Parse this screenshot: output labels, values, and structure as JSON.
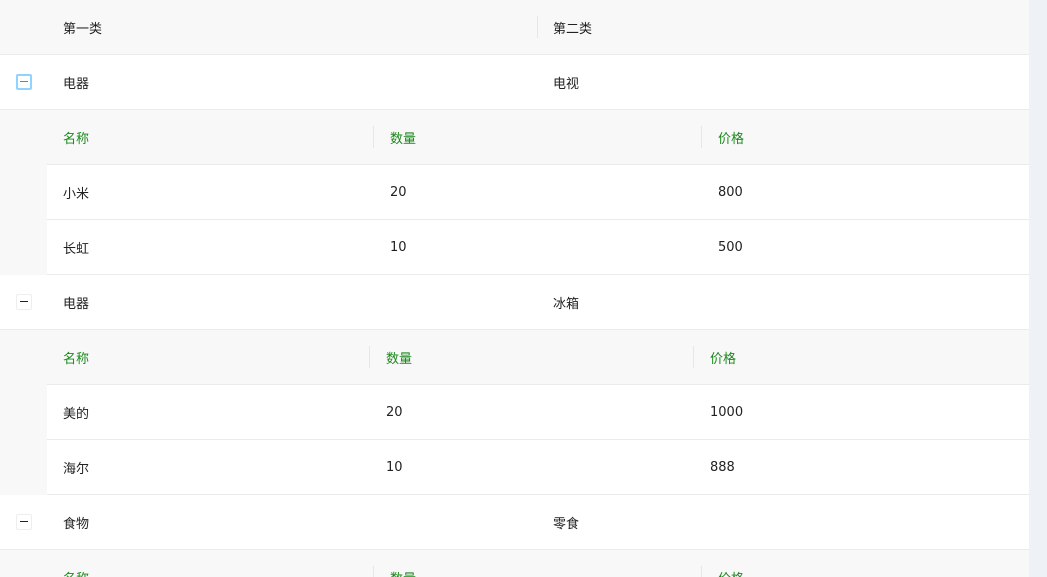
{
  "header": {
    "col1": "第一类",
    "col2": "第二类"
  },
  "nested_header": {
    "name": "名称",
    "qty": "数量",
    "price": "价格"
  },
  "groups": [
    {
      "cat1": "电器",
      "cat2": "电视",
      "expanded_icon": "minus-square-icon",
      "items": [
        {
          "name": "小米",
          "qty": "20",
          "price": "800"
        },
        {
          "name": "长虹",
          "qty": "10",
          "price": "500"
        }
      ]
    },
    {
      "cat1": "电器",
      "cat2": "冰箱",
      "expanded_icon": "minus-square-icon",
      "items": [
        {
          "name": "美的",
          "qty": "20",
          "price": "1000"
        },
        {
          "name": "海尔",
          "qty": "10",
          "price": "888"
        }
      ]
    },
    {
      "cat1": "食物",
      "cat2": "零食",
      "expanded_icon": "minus-square-icon",
      "items": []
    }
  ],
  "colors": {
    "nested_header_text": "#1a8a1a",
    "expand_active": "#1aa0e8"
  }
}
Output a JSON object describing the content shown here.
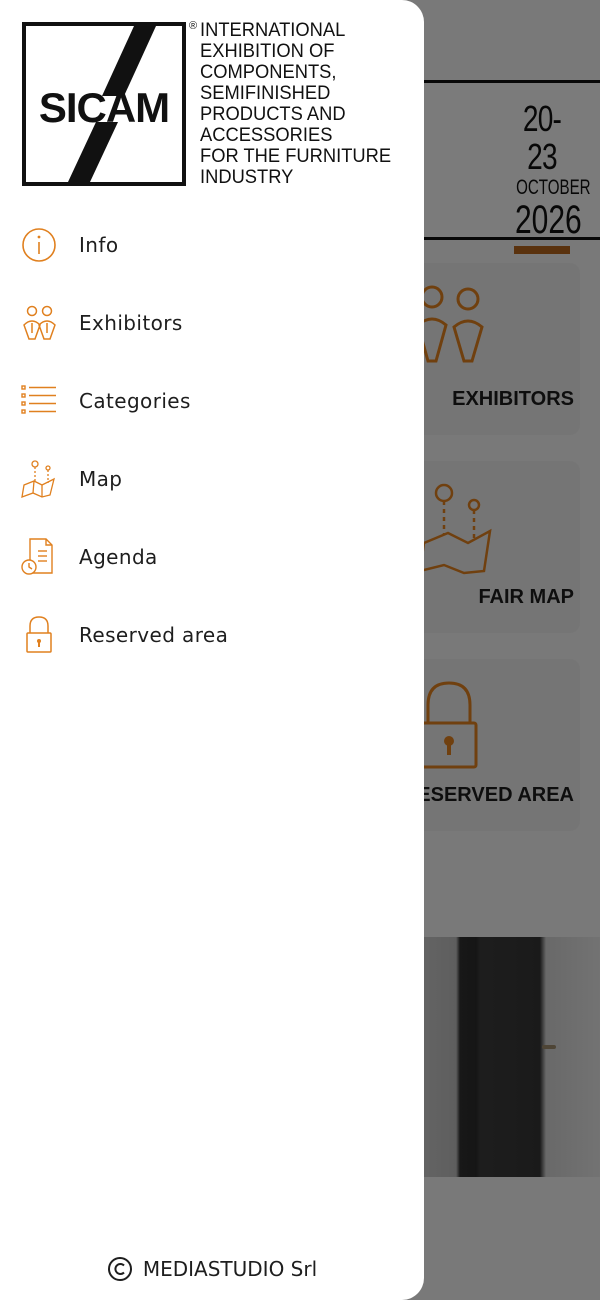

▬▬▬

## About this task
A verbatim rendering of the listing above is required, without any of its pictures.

## Solution to this task
Parse this screenshot: output labels, values, and structure as JSON.
{
  "header": {
    "col1": "第一类",
    "col2": "第二类"
  },
  "nested_header": {
    "name": "名称",
    "qty": "数量",
    "price": "价格"
  },
  "groups": [
    {
      "cat1": "电器",
      "cat2": "电视",
      "expanded_icon": "minus-square-icon",
      "items": [
        {
          "name": "小米",
          "qty": "20",
          "price": "800"
        },
        {
          "name": "长虹",
          "qty": "10",
          "price": "500"
        }
      ]
    },
    {
      "cat1": "电器",
      "cat2": "冰箱",
      "expanded_icon": "minus-square-icon",
      "items": [
        {
          "name": "美的",
          "qty": "20",
          "price": "1000"
        },
        {
          "name": "海尔",
          "qty": "10",
          "price": "888"
        }
      ]
    },
    {
      "cat1": "食物",
      "cat2": "零食",
      "expanded_icon": "minus-square-icon",
      "items": []
    }
  ],
  "colors": {
    "nested_header_text": "#1a8a1a",
    "expand_active": "#1aa0e8"
  }
}
Output a JSON object describing the content shown here.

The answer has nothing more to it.